Vaughan could hear screams and explosions nearby Thursday as she and her husband got in their car and drove away. But they soon found themselves trapped with other evacuees in standstill traffic.
The Camp Fire
was closing in.
“The flames were whipping and spreading so fast,” Vaughan told CNN. “It began to jump the road. There wasn’t anywhere to go.”
People began to panic, Vaughan said. In the chaos, one driver backed up and slammed the front of Vaughan’s SUV.
Motorists began abandoning their cars, fleeing on foot with their children in tow.
“There were no firefighters in sight,” Vaughan wrote on Facebook. “I am hoping all of these people made it out.”
Similar scenes played out in other communities this week as a trio of wildfires raged across the Golden State
The most devastating is believed to be the Camp Fire, which by Friday morning had grown to 90,000 acres and was encroaching on the city of Chico, according to the California Department of Forestry and Fire Protection, known as a Cal Fire.
The fire has left nine people dead, the Butte County Sheriff’s Office said Friday. Four people were found dead in vehicles that were overcome by flames and and one body was discovered near the vehicles. The other victims were found near or inside homes that burned.
Those killed in the vehicles weren’t far from where Vaughan and her husband found themselves trapped.
The blaze broke out early Thursday and has grown at an astonishing rate of 80 football fields per minute

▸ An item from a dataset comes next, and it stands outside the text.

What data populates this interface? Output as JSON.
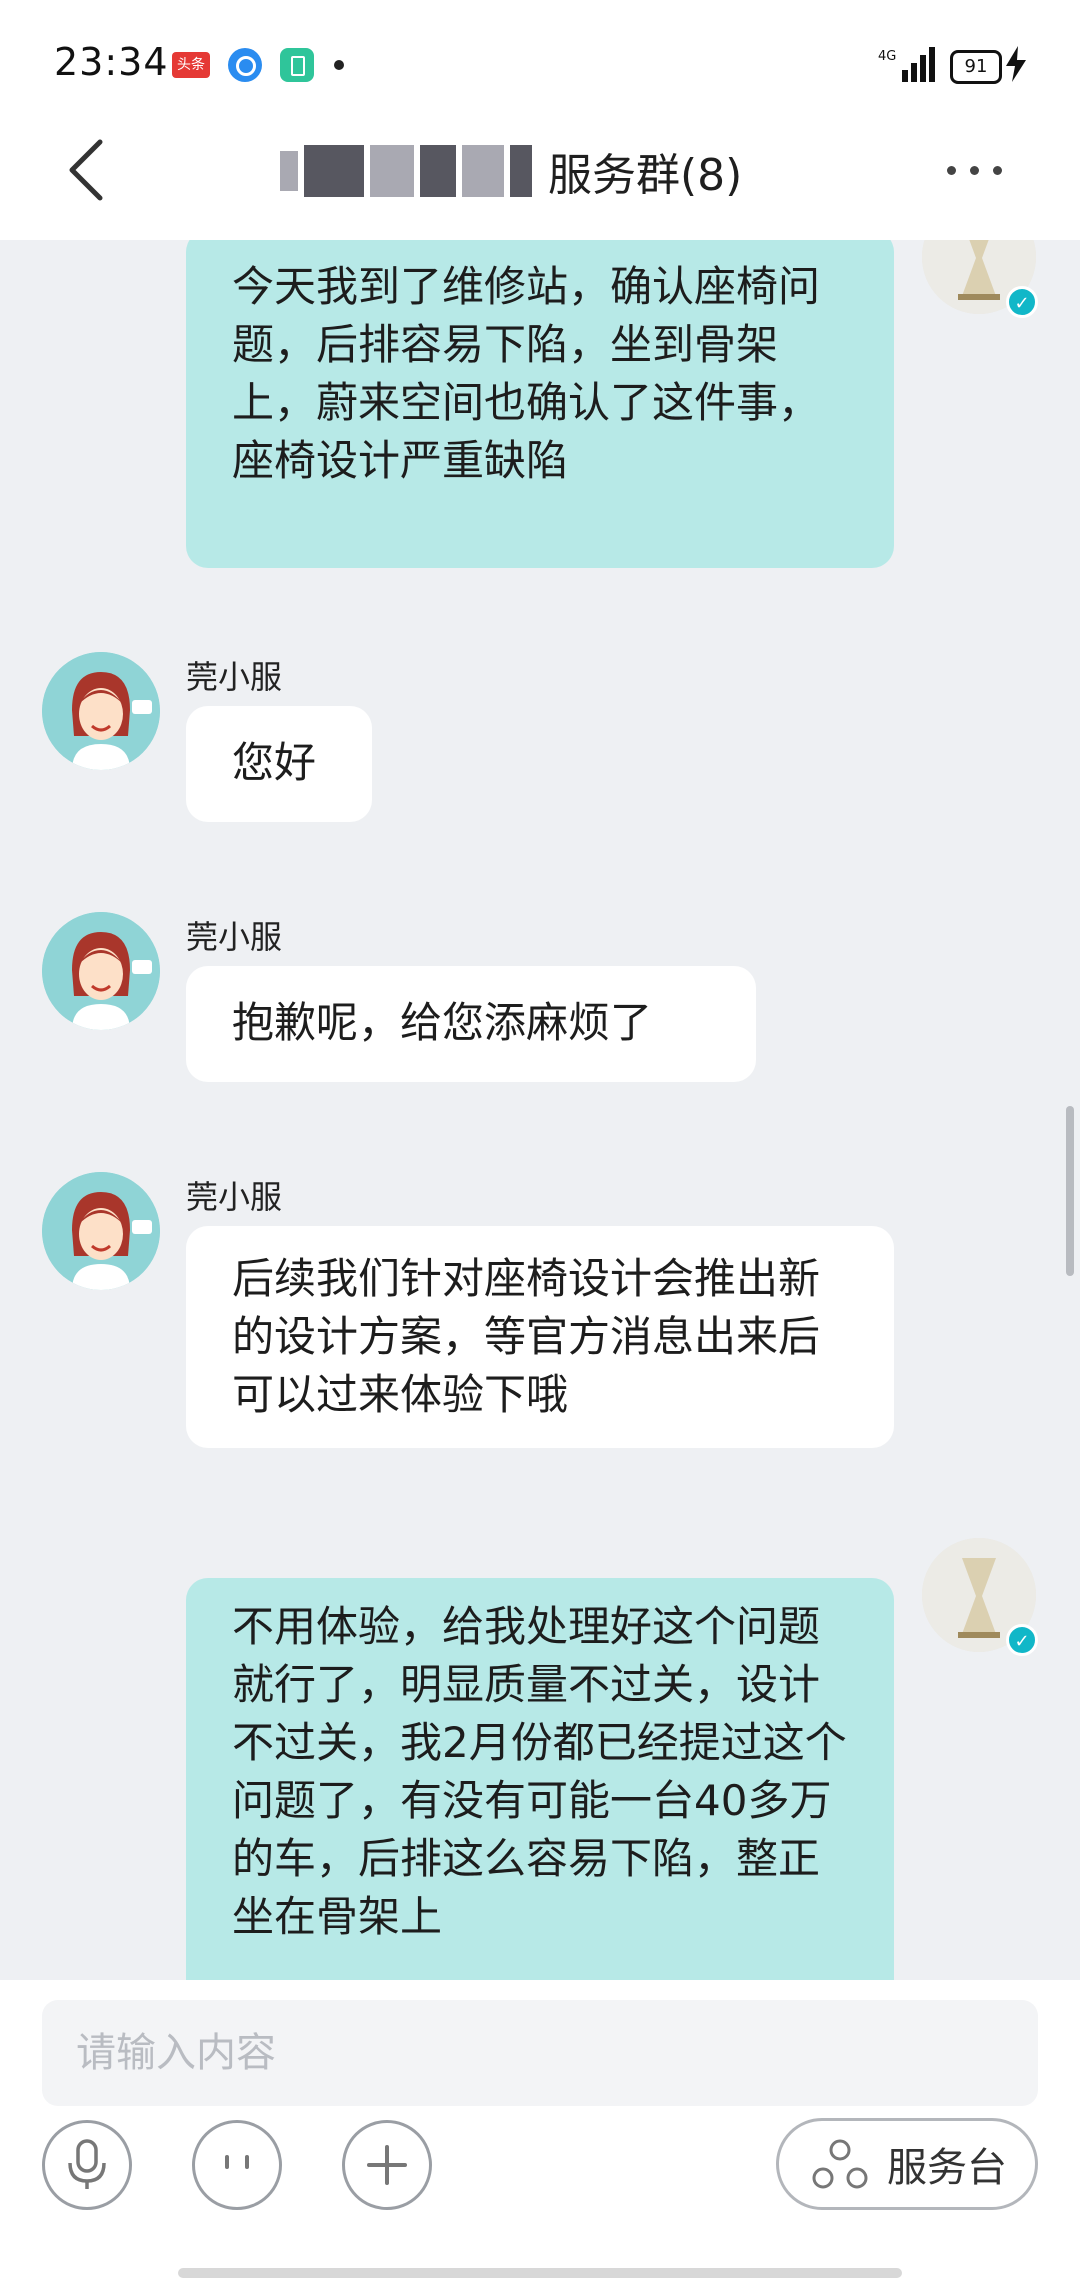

. It charred 20,000 acres Thursday in less than 14 hours and has burned an area larger than Manhattan, according to CNN meteorologists.

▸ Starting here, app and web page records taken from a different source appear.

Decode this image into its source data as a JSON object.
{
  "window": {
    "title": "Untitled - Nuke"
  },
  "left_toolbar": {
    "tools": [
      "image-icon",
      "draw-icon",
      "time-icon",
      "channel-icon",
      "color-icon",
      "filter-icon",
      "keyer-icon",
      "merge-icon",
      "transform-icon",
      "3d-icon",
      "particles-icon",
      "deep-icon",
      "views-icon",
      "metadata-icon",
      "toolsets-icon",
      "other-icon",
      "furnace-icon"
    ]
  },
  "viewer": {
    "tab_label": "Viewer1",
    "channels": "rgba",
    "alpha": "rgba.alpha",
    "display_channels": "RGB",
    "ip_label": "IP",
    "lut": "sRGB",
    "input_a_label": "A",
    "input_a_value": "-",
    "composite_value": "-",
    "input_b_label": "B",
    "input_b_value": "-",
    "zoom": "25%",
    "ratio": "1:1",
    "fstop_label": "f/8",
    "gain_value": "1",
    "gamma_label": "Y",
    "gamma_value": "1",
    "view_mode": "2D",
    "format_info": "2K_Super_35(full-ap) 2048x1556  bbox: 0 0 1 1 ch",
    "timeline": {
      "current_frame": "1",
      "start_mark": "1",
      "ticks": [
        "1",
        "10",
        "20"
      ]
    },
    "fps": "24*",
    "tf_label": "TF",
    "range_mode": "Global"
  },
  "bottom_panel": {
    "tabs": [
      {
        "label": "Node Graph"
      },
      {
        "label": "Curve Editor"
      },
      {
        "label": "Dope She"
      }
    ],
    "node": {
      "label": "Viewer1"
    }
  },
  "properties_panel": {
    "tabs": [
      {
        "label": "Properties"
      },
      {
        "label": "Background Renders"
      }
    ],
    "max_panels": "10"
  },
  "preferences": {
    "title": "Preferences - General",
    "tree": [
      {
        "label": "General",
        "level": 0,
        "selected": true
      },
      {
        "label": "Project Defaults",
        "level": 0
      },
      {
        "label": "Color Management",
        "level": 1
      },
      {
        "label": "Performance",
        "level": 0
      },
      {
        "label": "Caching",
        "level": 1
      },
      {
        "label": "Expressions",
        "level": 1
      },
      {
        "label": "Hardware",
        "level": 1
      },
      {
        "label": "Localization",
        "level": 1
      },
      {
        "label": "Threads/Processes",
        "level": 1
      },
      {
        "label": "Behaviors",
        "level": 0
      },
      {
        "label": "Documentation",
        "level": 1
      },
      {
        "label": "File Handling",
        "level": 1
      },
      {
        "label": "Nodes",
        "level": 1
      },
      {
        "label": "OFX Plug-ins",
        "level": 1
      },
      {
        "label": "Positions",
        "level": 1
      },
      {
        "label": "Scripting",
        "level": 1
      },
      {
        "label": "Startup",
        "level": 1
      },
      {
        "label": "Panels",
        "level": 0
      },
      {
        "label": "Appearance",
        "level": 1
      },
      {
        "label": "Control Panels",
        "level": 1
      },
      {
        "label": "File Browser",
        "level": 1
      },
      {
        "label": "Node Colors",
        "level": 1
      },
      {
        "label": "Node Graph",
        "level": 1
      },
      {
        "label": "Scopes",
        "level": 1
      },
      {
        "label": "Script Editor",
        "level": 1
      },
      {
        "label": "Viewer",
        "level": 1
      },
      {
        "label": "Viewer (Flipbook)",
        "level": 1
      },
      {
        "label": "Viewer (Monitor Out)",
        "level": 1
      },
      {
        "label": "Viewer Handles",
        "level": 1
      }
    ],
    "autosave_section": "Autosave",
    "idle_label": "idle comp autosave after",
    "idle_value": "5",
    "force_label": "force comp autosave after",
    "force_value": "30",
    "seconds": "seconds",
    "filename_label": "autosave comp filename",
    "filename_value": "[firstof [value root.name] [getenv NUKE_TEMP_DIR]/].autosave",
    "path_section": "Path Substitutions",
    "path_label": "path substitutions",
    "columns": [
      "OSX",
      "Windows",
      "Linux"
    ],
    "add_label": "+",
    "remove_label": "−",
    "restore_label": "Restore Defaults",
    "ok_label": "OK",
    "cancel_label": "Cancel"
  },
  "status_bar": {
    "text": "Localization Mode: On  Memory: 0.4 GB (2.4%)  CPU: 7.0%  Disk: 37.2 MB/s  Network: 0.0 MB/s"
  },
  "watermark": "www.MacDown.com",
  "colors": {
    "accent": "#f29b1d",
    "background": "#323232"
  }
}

Fueled by high winds and low humidity, the fire has placed millions of people under red flag warnings. Paradise Mayor Jody Jones said 80 to 90% of homes in residential neighborhoods are gone following the Camp Fire. Jones said she drove into Paradise on Friday with a fire official and two council members to assess the damage.